In Dictyota, Sphacelariaceae and Fucaceae there is a definite apical cell.
Large coarse algae, such, for instance, as the Fucaceae and Laminariae, do not readily adhere to paper, and require soaking for some time in fresh water before being pressed.
Algae of more delicate texture than either Fucaceae or Laminariaceae also occur in the region exposed by the ebb of the tide, but these secure their exemption from desiccation either by retaining water in their meshes by capillary attraction, as in the case of Pilayella, or by growing among the tangles of the larger Fucaceae, as in the case of Polysiphonia fastigiate, or by growing in dense masses on rocks, as in the case of Laurencia pinnatifida.
In Fucaceae and Laminariaceae the inner tissue is differentiated into a conducting system.

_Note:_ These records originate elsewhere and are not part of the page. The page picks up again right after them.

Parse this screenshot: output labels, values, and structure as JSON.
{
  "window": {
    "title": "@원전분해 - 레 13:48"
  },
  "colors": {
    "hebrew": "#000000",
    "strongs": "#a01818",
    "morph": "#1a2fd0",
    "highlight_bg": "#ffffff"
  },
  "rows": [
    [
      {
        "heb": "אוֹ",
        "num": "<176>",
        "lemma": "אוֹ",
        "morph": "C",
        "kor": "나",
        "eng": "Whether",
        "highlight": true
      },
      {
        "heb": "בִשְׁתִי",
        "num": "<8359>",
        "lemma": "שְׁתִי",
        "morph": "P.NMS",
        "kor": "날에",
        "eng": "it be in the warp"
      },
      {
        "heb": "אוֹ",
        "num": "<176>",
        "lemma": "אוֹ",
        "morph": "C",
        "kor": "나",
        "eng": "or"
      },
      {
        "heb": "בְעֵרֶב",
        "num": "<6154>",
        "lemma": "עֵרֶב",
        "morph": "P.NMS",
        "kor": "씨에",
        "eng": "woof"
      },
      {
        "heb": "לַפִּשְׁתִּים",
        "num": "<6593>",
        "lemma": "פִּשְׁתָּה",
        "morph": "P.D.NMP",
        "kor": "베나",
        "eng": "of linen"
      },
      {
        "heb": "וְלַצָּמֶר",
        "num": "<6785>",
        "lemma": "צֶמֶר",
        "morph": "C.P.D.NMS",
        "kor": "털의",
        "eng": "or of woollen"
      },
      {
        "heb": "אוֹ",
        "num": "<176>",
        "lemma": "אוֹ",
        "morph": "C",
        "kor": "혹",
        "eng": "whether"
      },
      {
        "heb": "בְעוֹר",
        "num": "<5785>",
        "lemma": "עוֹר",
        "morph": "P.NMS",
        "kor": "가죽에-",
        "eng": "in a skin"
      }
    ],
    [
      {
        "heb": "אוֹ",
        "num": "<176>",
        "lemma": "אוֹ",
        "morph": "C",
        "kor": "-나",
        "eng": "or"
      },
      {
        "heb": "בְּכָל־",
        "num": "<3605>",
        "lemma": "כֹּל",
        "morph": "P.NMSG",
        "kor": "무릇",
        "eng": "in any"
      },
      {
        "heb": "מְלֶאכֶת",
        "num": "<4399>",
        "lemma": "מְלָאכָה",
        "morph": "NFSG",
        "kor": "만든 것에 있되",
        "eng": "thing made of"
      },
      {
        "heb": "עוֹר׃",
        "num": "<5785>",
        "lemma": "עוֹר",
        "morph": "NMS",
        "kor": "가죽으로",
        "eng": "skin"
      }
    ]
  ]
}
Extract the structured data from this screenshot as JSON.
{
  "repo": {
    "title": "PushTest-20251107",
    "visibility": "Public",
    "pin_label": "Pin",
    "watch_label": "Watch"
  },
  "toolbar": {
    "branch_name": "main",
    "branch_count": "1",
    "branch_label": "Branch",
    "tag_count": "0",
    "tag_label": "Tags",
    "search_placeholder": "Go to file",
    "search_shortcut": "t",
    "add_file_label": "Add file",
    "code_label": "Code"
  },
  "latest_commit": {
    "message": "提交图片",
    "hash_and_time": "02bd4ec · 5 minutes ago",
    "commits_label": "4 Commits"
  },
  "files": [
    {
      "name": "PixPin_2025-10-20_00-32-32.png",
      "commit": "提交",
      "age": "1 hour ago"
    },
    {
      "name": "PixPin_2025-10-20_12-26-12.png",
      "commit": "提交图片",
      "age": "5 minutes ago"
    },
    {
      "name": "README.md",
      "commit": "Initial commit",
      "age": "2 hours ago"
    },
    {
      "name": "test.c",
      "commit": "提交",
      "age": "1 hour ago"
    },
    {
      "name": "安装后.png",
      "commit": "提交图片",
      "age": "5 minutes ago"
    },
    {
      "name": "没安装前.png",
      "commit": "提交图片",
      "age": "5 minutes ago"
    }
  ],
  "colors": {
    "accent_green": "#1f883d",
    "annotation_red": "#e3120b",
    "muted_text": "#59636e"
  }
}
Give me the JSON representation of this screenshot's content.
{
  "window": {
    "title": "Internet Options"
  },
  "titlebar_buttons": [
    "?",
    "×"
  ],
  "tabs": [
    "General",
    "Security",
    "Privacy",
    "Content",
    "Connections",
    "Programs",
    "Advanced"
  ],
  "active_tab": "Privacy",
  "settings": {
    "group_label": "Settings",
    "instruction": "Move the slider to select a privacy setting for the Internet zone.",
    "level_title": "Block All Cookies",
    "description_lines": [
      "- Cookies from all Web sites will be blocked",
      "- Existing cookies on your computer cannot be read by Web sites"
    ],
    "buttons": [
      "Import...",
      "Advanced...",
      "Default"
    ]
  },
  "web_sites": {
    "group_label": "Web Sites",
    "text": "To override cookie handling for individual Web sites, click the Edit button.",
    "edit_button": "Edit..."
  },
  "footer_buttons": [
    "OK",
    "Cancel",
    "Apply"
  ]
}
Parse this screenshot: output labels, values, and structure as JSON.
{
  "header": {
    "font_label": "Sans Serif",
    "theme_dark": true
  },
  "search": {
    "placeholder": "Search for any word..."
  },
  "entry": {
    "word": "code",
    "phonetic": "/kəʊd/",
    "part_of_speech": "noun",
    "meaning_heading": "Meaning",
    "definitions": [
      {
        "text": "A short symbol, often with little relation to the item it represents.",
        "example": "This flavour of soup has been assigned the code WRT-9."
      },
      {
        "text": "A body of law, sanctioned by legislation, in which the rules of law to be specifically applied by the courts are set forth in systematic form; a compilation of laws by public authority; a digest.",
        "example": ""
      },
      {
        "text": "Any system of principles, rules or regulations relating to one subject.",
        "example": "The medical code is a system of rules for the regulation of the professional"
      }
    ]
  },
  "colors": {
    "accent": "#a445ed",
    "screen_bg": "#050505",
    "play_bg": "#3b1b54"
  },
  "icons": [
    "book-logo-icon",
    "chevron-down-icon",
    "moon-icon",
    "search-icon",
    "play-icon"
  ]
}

Among Phaeophyceae it is well known that the oospore of Fucaceae germinates directly into the sexual plant, and there is thus only one generation.
The vesicles of Fucaceae and Laminariaceae prevent the sinking of the bulkier forms. But why certain Fucaceae favour certain zones in the littoral region, why certain epiphytes are confined to certain hosts, why Red and Brown Algae are not better represented in fresh water or Green Algae in salt, - these are problems to which it is difficult to find a ready answer.
In Fucaceae an apical cell is situate at the surface of the thallus in a slit-like depression at the apex.
Dictyotaceae resemble Fucaceae in their pronounced oogamy.